Exercise prompt ▸ Return the entries in their entirety, precisely as given.

*** Records to process Section Begins ***

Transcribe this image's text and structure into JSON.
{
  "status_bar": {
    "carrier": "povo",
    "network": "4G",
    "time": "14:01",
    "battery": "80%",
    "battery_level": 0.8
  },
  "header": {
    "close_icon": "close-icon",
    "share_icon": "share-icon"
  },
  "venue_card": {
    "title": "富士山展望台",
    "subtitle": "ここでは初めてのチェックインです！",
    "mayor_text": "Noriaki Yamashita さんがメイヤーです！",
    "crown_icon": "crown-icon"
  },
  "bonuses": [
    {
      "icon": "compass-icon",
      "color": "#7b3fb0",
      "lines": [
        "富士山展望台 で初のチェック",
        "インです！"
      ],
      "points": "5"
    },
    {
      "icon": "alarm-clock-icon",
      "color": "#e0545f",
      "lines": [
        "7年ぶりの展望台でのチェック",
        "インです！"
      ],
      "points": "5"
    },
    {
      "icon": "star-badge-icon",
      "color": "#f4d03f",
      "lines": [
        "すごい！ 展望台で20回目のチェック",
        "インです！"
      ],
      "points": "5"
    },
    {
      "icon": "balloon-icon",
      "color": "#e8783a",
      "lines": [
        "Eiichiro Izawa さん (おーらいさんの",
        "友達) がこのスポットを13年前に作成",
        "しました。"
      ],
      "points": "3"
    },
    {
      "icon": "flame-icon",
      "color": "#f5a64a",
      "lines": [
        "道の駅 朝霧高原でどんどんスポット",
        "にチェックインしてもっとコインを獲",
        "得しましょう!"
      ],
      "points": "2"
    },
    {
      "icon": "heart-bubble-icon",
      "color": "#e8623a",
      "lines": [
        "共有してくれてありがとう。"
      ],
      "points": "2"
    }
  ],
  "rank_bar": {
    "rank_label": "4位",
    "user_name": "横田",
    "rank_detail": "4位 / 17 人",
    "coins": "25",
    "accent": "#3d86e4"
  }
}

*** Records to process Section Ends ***

Answer space ▸
Transcribe this image's text and structure into JSON.
{
  "status_bar": {
    "carrier": "povo",
    "network": "4G",
    "time": "14:01",
    "battery": "80%",
    "battery_level": 0.8
  },
  "header": {
    "close_icon": "close-icon",
    "share_icon": "share-icon"
  },
  "venue_card": {
    "title": "富士山展望台",
    "subtitle": "ここでは初めてのチェックインです！",
    "mayor_text": "Noriaki Yamashita さんがメイヤーです！",
    "crown_icon": "crown-icon"
  },
  "bonuses": [
    {
      "icon": "compass-icon",
      "color": "#7b3fb0",
      "lines": [
        "富士山展望台 で初のチェック",
        "インです！"
      ],
      "points": "5"
    },
    {
      "icon": "alarm-clock-icon",
      "color": "#e0545f",
      "lines": [
        "7年ぶりの展望台でのチェック",
        "インです！"
      ],
      "points": "5"
    },
    {
      "icon": "star-badge-icon",
      "color": "#f4d03f",
      "lines": [
        "すごい！ 展望台で20回目のチェック",
        "インです！"
      ],
      "points": "5"
    },
    {
      "icon": "balloon-icon",
      "color": "#e8783a",
      "lines": [
        "Eiichiro Izawa さん (おーらいさんの",
        "友達) がこのスポットを13年前に作成",
        "しました。"
      ],
      "points": "3"
    },
    {
      "icon": "flame-icon",
      "color": "#f5a64a",
      "lines": [
        "道の駅 朝霧高原でどんどんスポット",
        "にチェックインしてもっとコインを獲",
        "得しましょう!"
      ],
      "points": "2"
    },
    {
      "icon": "heart-bubble-icon",
      "color": "#e8623a",
      "lines": [
        "共有してくれてありがとう。"
      ],
      "points": "2"
    }
  ],
  "rank_bar": {
    "rank_label": "4位",
    "user_name": "横田",
    "rank_detail": "4位 / 17 人",
    "coins": "25",
    "accent": "#3d86e4"
  }
}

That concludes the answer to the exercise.